What you have to do:
Could you please output all of the data exactly, without the images?

Listed records:
BEGIN
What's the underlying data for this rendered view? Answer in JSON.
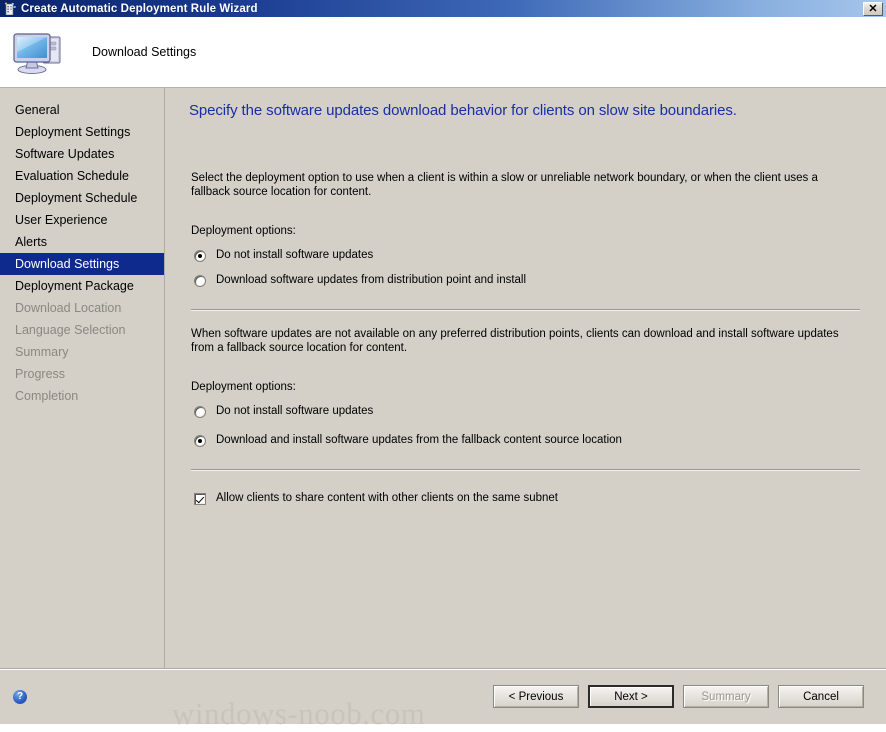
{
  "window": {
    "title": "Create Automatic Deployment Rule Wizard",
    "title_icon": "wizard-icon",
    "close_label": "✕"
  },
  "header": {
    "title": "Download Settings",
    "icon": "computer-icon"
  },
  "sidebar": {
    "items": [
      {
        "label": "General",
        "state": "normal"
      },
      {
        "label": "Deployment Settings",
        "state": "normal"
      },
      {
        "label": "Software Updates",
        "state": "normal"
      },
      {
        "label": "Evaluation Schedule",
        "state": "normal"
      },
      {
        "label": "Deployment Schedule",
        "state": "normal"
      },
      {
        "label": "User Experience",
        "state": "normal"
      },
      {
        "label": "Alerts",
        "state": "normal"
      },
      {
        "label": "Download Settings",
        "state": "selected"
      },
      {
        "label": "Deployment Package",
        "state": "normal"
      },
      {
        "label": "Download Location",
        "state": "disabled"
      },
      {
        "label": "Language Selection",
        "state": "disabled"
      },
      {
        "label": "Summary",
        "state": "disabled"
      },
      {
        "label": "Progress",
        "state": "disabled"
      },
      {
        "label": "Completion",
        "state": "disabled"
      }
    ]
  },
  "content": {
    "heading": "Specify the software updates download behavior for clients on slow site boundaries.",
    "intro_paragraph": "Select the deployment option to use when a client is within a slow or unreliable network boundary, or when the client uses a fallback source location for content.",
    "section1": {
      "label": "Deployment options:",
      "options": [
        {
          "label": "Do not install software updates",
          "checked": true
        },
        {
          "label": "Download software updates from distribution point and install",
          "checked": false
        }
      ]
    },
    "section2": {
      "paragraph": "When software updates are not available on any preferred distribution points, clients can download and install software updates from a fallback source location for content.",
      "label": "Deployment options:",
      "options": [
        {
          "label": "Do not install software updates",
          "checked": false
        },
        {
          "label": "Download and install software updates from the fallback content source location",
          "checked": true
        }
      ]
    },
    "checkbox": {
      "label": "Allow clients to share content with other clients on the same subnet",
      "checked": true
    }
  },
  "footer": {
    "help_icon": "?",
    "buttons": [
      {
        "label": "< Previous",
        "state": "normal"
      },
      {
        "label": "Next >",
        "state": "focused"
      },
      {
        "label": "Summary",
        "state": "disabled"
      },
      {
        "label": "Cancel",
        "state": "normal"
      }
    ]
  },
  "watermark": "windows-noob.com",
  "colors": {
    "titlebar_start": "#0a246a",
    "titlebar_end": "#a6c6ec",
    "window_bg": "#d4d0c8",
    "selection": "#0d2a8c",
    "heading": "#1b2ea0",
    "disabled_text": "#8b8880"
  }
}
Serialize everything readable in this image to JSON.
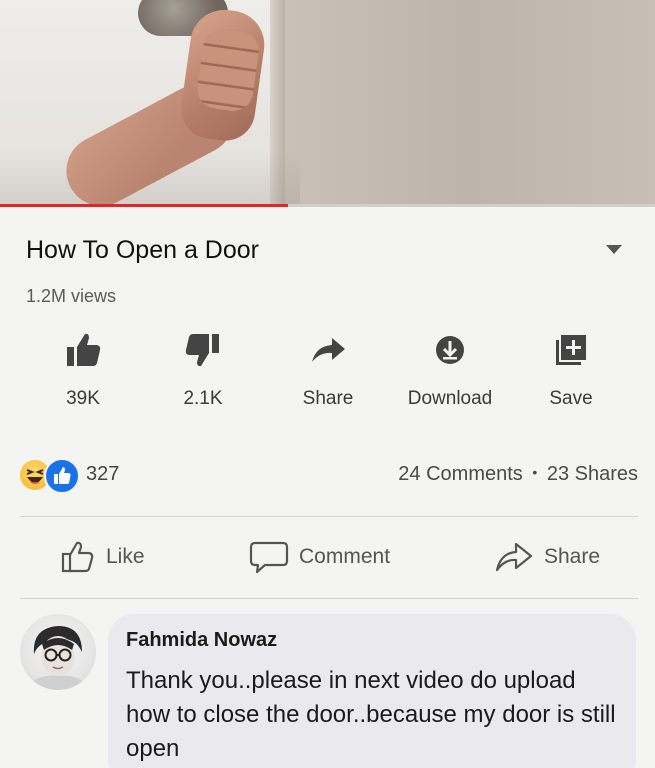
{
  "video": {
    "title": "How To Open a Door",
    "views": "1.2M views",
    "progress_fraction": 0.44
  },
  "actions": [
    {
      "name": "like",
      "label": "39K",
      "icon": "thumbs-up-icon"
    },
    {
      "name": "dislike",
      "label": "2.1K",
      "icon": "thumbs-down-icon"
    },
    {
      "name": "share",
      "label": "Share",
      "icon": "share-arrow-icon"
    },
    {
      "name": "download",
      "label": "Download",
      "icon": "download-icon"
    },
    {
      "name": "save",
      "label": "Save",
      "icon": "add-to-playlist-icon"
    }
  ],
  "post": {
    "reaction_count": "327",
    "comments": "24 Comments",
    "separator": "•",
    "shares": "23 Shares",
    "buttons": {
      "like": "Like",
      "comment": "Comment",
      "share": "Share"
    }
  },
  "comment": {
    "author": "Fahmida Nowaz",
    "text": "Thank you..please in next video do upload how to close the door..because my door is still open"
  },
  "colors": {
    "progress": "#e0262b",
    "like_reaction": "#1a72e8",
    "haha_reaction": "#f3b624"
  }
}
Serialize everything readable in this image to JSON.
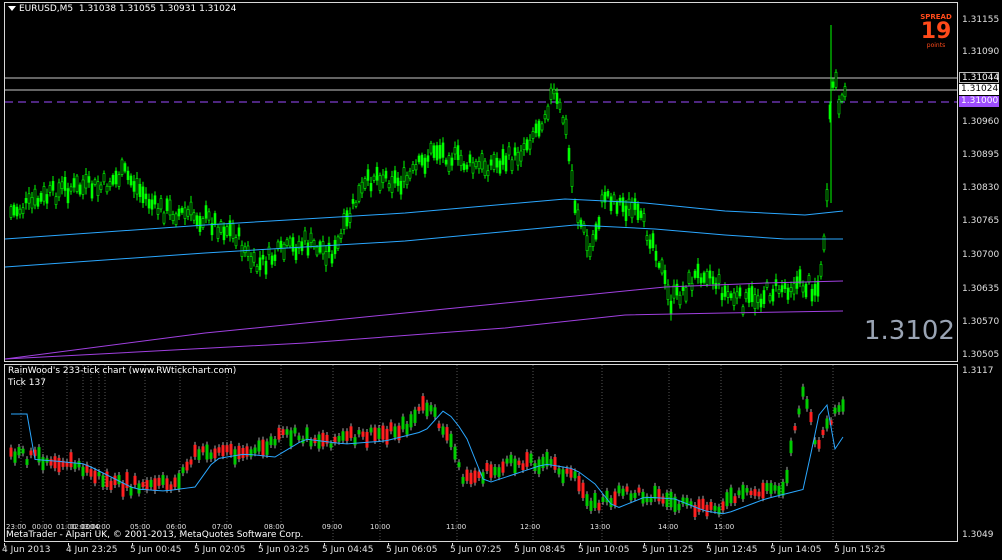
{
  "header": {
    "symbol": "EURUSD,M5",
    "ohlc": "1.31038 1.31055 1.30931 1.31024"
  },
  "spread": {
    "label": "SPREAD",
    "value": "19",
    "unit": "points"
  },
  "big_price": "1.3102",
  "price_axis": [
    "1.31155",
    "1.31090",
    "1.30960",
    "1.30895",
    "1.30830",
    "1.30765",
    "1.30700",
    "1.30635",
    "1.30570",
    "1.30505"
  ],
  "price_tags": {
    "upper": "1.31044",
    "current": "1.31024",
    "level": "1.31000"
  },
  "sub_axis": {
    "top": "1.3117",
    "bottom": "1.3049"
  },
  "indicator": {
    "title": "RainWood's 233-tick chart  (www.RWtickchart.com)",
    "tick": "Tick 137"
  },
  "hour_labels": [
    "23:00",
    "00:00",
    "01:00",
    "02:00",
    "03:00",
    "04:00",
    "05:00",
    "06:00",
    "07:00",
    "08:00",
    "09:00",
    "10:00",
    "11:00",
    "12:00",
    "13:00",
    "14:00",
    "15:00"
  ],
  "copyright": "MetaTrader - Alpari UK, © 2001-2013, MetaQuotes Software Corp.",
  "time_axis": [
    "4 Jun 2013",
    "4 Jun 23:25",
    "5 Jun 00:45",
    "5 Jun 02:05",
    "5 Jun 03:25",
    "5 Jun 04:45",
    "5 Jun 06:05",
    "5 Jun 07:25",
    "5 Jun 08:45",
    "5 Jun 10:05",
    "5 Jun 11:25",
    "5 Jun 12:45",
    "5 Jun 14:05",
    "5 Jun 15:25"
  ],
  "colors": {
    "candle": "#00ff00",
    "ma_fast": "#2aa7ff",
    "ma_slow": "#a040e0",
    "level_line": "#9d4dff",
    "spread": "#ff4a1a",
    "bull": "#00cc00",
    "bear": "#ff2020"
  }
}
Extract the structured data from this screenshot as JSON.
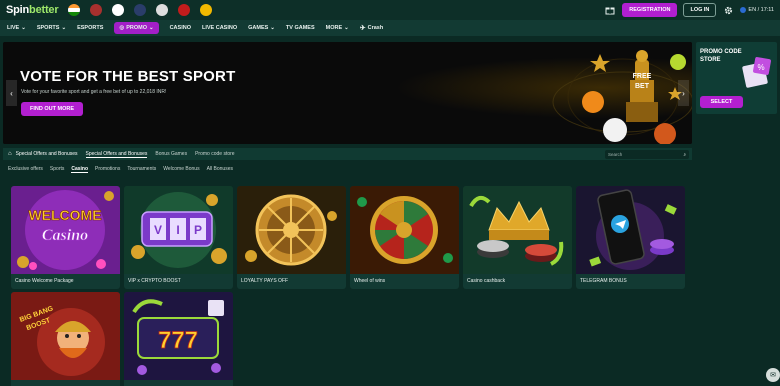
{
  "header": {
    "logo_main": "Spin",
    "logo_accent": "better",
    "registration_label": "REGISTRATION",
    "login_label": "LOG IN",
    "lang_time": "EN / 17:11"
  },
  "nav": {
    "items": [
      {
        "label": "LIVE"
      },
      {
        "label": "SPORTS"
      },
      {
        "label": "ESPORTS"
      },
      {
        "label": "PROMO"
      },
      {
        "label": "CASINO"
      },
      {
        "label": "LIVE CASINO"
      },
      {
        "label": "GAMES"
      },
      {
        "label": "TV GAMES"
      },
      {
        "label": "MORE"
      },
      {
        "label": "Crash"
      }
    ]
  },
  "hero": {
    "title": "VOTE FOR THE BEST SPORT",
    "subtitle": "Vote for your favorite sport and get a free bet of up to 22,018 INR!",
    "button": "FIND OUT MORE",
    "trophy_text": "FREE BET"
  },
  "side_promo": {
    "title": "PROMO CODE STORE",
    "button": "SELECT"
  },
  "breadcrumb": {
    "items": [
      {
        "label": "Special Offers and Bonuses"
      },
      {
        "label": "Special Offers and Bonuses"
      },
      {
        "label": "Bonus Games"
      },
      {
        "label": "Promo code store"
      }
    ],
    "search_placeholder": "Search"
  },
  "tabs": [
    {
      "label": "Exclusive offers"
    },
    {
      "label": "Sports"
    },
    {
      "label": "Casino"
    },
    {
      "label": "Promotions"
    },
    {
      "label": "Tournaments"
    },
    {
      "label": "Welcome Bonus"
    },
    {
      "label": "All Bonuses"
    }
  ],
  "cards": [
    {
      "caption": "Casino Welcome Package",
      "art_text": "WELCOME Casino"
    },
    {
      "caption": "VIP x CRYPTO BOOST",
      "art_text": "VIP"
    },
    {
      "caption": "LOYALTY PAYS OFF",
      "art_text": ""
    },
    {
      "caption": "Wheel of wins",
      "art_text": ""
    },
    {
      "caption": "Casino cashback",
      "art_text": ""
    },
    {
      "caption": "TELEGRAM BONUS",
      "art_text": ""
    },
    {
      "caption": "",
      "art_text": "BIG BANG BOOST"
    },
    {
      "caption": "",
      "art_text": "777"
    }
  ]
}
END
Exercise answer:
What's the underlying data for this rendered view? Answer in JSON.
{
  "window": {
    "title": "Create Automatic Deployment Rule Wizard",
    "title_icon": "wizard-icon",
    "close_label": "✕"
  },
  "header": {
    "title": "Download Settings",
    "icon": "computer-icon"
  },
  "sidebar": {
    "items": [
      {
        "label": "General",
        "state": "normal"
      },
      {
        "label": "Deployment Settings",
        "state": "normal"
      },
      {
        "label": "Software Updates",
        "state": "normal"
      },
      {
        "label": "Evaluation Schedule",
        "state": "normal"
      },
      {
        "label": "Deployment Schedule",
        "state": "normal"
      },
      {
        "label": "User Experience",
        "state": "normal"
      },
      {
        "label": "Alerts",
        "state": "normal"
      },
      {
        "label": "Download Settings",
        "state": "selected"
      },
      {
        "label": "Deployment Package",
        "state": "normal"
      },
      {
        "label": "Download Location",
        "state": "disabled"
      },
      {
        "label": "Language Selection",
        "state": "disabled"
      },
      {
        "label": "Summary",
        "state": "disabled"
      },
      {
        "label": "Progress",
        "state": "disabled"
      },
      {
        "label": "Completion",
        "state": "disabled"
      }
    ]
  },
  "content": {
    "heading": "Specify the software updates download behavior for clients on slow site boundaries.",
    "intro_paragraph": "Select the deployment option to use when a client is within a slow or unreliable network boundary, or when the client uses a fallback source location for content.",
    "section1": {
      "label": "Deployment options:",
      "options": [
        {
          "label": "Do not install software updates",
          "checked": true
        },
        {
          "label": "Download software updates from distribution point and install",
          "checked": false
        }
      ]
    },
    "section2": {
      "paragraph": "When software updates are not available on any preferred distribution points, clients can download and install software updates from a fallback source location for content.",
      "label": "Deployment options:",
      "options": [
        {
          "label": "Do not install software updates",
          "checked": false
        },
        {
          "label": "Download and install software updates from the fallback content source location",
          "checked": true
        }
      ]
    },
    "checkbox": {
      "label": "Allow clients to share content with other clients on the same subnet",
      "checked": true
    }
  },
  "footer": {
    "help_icon": "?",
    "buttons": [
      {
        "label": "< Previous",
        "state": "normal"
      },
      {
        "label": "Next >",
        "state": "focused"
      },
      {
        "label": "Summary",
        "state": "disabled"
      },
      {
        "label": "Cancel",
        "state": "normal"
      }
    ]
  },
  "watermark": "windows-noob.com",
  "colors": {
    "titlebar_start": "#0a246a",
    "titlebar_end": "#a6c6ec",
    "window_bg": "#d4d0c8",
    "selection": "#0d2a8c",
    "heading": "#1b2ea0",
    "disabled_text": "#8b8880"
  }
}
Serialize everything readable in this image to JSON.
{
  "video": {
    "title": "How To Open a Door",
    "views": "1.2M views",
    "progress_fraction": 0.44
  },
  "actions": [
    {
      "name": "like",
      "label": "39K",
      "icon": "thumbs-up-icon"
    },
    {
      "name": "dislike",
      "label": "2.1K",
      "icon": "thumbs-down-icon"
    },
    {
      "name": "share",
      "label": "Share",
      "icon": "share-arrow-icon"
    },
    {
      "name": "download",
      "label": "Download",
      "icon": "download-icon"
    },
    {
      "name": "save",
      "label": "Save",
      "icon": "add-to-playlist-icon"
    }
  ],
  "post": {
    "reaction_count": "327",
    "comments": "24 Comments",
    "separator": "•",
    "shares": "23 Shares",
    "buttons": {
      "like": "Like",
      "comment": "Comment",
      "share": "Share"
    }
  },
  "comment": {
    "author": "Fahmida Nowaz",
    "text": "Thank you..please in next video do upload how to close the door..because my door is still open"
  },
  "colors": {
    "progress": "#e0262b",
    "like_reaction": "#1a72e8",
    "haha_reaction": "#f3b624"
  }
}
Serialize everything readable in this image to JSON.
{
  "header": {
    "symbol": "EURUSD,M5",
    "ohlc": "1.31038 1.31055 1.30931 1.31024"
  },
  "spread": {
    "label": "SPREAD",
    "value": "19",
    "unit": "points"
  },
  "big_price": "1.3102",
  "price_axis": [
    "1.31155",
    "1.31090",
    "1.30960",
    "1.30895",
    "1.30830",
    "1.30765",
    "1.30700",
    "1.30635",
    "1.30570",
    "1.30505"
  ],
  "price_tags": {
    "upper": "1.31044",
    "current": "1.31024",
    "level": "1.31000"
  },
  "sub_axis": {
    "top": "1.3117",
    "bottom": "1.3049"
  },
  "indicator": {
    "title": "RainWood's 233-tick chart  (www.RWtickchart.com)",
    "tick": "Tick 137"
  },
  "hour_labels": [
    "23:00",
    "00:00",
    "01:00",
    "02:00",
    "03:00",
    "04:00",
    "05:00",
    "06:00",
    "07:00",
    "08:00",
    "09:00",
    "10:00",
    "11:00",
    "12:00",
    "13:00",
    "14:00",
    "15:00"
  ],
  "copyright": "MetaTrader - Alpari UK, © 2001-2013, MetaQuotes Software Corp.",
  "time_axis": [
    "4 Jun 2013",
    "4 Jun 23:25",
    "5 Jun 00:45",
    "5 Jun 02:05",
    "5 Jun 03:25",
    "5 Jun 04:45",
    "5 Jun 06:05",
    "5 Jun 07:25",
    "5 Jun 08:45",
    "5 Jun 10:05",
    "5 Jun 11:25",
    "5 Jun 12:45",
    "5 Jun 14:05",
    "5 Jun 15:25"
  ],
  "colors": {
    "candle": "#00ff00",
    "ma_fast": "#2aa7ff",
    "ma_slow": "#a040e0",
    "level_line": "#9d4dff",
    "spread": "#ff4a1a",
    "bull": "#00cc00",
    "bear": "#ff2020"
  }
}
Extract the structured data from this screenshot as JSON.
{
  "header": {
    "logo_main": "Spin",
    "logo_accent": "better",
    "registration_label": "REGISTRATION",
    "login_label": "LOG IN",
    "lang_time": "EN / 17:11"
  },
  "nav": {
    "items": [
      {
        "label": "LIVE"
      },
      {
        "label": "SPORTS"
      },
      {
        "label": "ESPORTS"
      },
      {
        "label": "PROMO"
      },
      {
        "label": "CASINO"
      },
      {
        "label": "LIVE CASINO"
      },
      {
        "label": "GAMES"
      },
      {
        "label": "TV GAMES"
      },
      {
        "label": "MORE"
      },
      {
        "label": "Crash"
      }
    ]
  },
  "hero": {
    "title": "VOTE FOR THE BEST SPORT",
    "subtitle": "Vote for your favorite sport and get a free bet of up to 22,018 INR!",
    "button": "FIND OUT MORE",
    "trophy_text": "FREE BET"
  },
  "side_promo": {
    "title": "PROMO CODE STORE",
    "button": "SELECT"
  },
  "breadcrumb": {
    "items": [
      {
        "label": "Special Offers and Bonuses"
      },
      {
        "label": "Special Offers and Bonuses"
      },
      {
        "label": "Bonus Games"
      },
      {
        "label": "Promo code store"
      }
    ],
    "search_placeholder": "Search"
  },
  "tabs": [
    {
      "label": "Exclusive offers"
    },
    {
      "label": "Sports"
    },
    {
      "label": "Casino"
    },
    {
      "label": "Promotions"
    },
    {
      "label": "Tournaments"
    },
    {
      "label": "Welcome Bonus"
    },
    {
      "label": "All Bonuses"
    }
  ],
  "cards": [
    {
      "caption": "Casino Welcome Package",
      "art_text": "WELCOME Casino"
    },
    {
      "caption": "VIP x CRYPTO BOOST",
      "art_text": "VIP"
    },
    {
      "caption": "LOYALTY PAYS OFF",
      "art_text": ""
    },
    {
      "caption": "Wheel of wins",
      "art_text": ""
    },
    {
      "caption": "Casino cashback",
      "art_text": ""
    },
    {
      "caption": "TELEGRAM BONUS",
      "art_text": ""
    },
    {
      "caption": "",
      "art_text": "BIG BANG BOOST"
    },
    {
      "caption": "",
      "art_text": "777"
    }
  ]
}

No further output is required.